Before buying a PC, you check out every store and every online deal to find the best price. If not new, a used PC from a friend or colleague may offer the best value for your money. But do you thoroughly check its every component before actually buying it?
In the excitement of getting a new PC, most people often forget to check whether their future PC is working perfectly, and often regret afterwards when something malfunctions or doesn’t work as expected. Yes, PCs are usually covered by warranty but it’s a hassle to give them in for repair or replacement as it takes a lot of time. Plus, a used PC might not even have warranty. So it’s better to be safe than sorry.
This article lists the important applications and tools you can use to check some of the vital hardware components of your new/used PC.
1. Checking Screen for Dead Pixels
The screen on which you’re reading this text is made of very small pixels, which display three basic colors: Red, Green & Blue. Sometimes one or more of these pixels can malfunction, causing them to display only one color or not turn ON at all.
To check whether your PC’s screen has faulty pixels, you can use the online tools Dead Pixels Test or CheckPixels, or do the same test offline using this. These tests display various colorful pages that make it easy for you to spot a dead pixel.
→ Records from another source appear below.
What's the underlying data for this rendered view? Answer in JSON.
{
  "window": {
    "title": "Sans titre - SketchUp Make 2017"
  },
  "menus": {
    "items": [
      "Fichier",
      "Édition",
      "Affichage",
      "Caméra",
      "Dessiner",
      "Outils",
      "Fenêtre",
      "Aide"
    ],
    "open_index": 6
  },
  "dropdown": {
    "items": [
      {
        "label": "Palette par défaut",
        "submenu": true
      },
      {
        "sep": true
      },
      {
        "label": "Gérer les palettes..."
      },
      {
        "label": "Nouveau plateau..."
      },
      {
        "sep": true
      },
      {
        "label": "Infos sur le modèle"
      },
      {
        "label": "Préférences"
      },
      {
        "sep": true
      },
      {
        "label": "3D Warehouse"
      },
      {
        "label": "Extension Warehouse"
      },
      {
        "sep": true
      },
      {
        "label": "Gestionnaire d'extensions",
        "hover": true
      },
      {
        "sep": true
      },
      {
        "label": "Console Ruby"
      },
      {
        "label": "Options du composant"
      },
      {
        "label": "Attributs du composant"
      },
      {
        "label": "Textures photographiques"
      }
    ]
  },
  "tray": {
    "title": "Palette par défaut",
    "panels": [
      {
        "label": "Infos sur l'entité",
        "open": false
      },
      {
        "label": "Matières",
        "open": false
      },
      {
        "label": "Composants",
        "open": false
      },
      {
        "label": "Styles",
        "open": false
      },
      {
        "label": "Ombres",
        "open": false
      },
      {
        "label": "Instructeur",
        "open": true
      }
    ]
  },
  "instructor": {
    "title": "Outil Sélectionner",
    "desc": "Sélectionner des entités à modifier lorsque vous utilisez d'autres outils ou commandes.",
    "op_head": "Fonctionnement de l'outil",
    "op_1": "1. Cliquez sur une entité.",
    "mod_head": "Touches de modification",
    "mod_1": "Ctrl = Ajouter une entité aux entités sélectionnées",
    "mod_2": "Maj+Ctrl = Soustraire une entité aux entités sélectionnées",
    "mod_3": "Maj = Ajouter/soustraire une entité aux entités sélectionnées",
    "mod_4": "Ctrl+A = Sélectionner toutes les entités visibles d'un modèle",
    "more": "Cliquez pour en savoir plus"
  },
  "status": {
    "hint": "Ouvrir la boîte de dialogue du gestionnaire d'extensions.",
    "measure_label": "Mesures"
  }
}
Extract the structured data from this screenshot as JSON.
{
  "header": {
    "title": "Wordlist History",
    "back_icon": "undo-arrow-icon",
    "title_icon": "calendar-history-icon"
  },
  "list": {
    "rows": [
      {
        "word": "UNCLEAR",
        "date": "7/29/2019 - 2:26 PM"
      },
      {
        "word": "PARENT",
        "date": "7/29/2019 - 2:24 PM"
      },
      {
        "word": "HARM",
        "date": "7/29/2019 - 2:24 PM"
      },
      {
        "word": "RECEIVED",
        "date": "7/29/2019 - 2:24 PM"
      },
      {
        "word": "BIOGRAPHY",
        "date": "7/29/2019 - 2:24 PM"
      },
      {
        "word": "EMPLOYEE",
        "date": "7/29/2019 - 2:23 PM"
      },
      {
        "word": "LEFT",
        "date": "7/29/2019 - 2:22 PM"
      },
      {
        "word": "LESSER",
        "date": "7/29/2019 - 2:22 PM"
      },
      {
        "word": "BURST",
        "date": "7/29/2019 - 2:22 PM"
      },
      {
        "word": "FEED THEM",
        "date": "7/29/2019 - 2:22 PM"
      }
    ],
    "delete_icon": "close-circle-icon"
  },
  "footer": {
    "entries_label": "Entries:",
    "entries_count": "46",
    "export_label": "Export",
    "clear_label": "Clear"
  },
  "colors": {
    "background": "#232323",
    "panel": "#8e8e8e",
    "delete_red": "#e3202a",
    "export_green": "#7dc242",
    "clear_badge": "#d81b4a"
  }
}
It is advisable to run these tests in full-screen, which can be done by pressing F11 in any browser.
2. Checking the Keyboard
Many people don’t think of the keyboard as a vital component of their PC, but it’s a very important part as it is used in almost all tasks. Checking the keyboard becomes even more important for laptop users since they have to send the whole laptop for repair.
You can check whether each key on your keyboard is working by using the online tool KeyboardTester or using an offline tool such as this.
3. Checking HDD/SSD Health
A HDD or SSD contains the operating system and all those precious episodes of Breaking Bad, so it becomes absolutely important that the HDD/SSD is at 100 percent health. No, I am not making any video game reference; storage drive performance and reliability are indeed measured in ‘Health’ percentages.
This is also a topic of concern, especially for a used PC, as you are not initially aware about the condition of the drive. There are separate tools available to check health of both the HDD and SSD. For hard disks you can use HDSentitel.
All the drives connected to the PC are listed on the left. Here, the main parameter to look for is obviously Health. HDSenitel also explains the meaning of the health percentages and the probable steps that should be taken. So for just a few bad sectors and some IO errors you should not throw out your drive.
Each manufacturer decides what number of bad sectors qualifies a disk for replacement and they may ask you to check using their proprietary tool. Check your HDD manufacturer’s website to know about their policy and tools.
For SSD there is a dedicated application, aptly named SSDlife, which also shows health in percentage and the expected life of the SSD. Same as hard disks, bad sectors can occur in SSDs too and the replacement policy again depends on each manufacturer.
4. Checking the CPU and GPU
CPU and GPU are those main components that do all the main processing, which enables you to use MS office or play Candy Crush. So it is necessary that these two components should be in perfect condition. For testing both, we use Furmark.
For testing on low-end PCs with no dedicated GPU, set the resolution to 1280×720 and for medium to high-end PCs that have a dedicated graphics card, resolution from 1280×720 to 1920×1080 (full HD) can be set. If while running the test your screen suddenly flickers or distorts then it’s probably a sign of problems in the GPU.
To test the CPU, open CPU burner and select Start to run the test. Here as well, a sudden shutdown, flickering, or the PC getting hung up completely indicates either a fault in hardware or inefficient cooling.
Note: Do take care not to run the above tests for a very long duration as it can cause thermal shutdown of the PC due to overheating.
5. Checking the RAM
RAM: the one component that is recommended to increase your PCs performance. If you visited downloadfreeram.com after reading the previous line, you should probably not continue further with the test. Just kidding – anyways, errors in RAM can lead to the Blue Screen of Death (BSOD) or booting problems. The test for checking RAM is called Memtest86+ (Linux users may already know this).
But this test is not as simple to perform as others. You will have to make a bootable media (USB or CD), as the test can be performed only during bootup and takes a minimum of 30 minutes to complete. Less tech-savvy users may skip the test if they prefer, as RAM is also one of the components that are less prone to failure. However if you want to perform it, head over to Memtest86+ to read the instructions.
Other than these tests, you should also check the USB ports, the headphone and microphone jacks, as well as any other ports like DVI, HDMI, and ethernet if you have the appropriate devices and cables.
The store personnel or the owner may sometimes refuse to let you install new applications on a PC before buying, but you should try to calmly explain to them that it’s better to be safe than sorry. A trip to the service center and having to deal with replacement procedures are more tiresome than performing a few tests.
Now you’re armed and ready to select a sound and healthy device. Good luck with your new or used PC!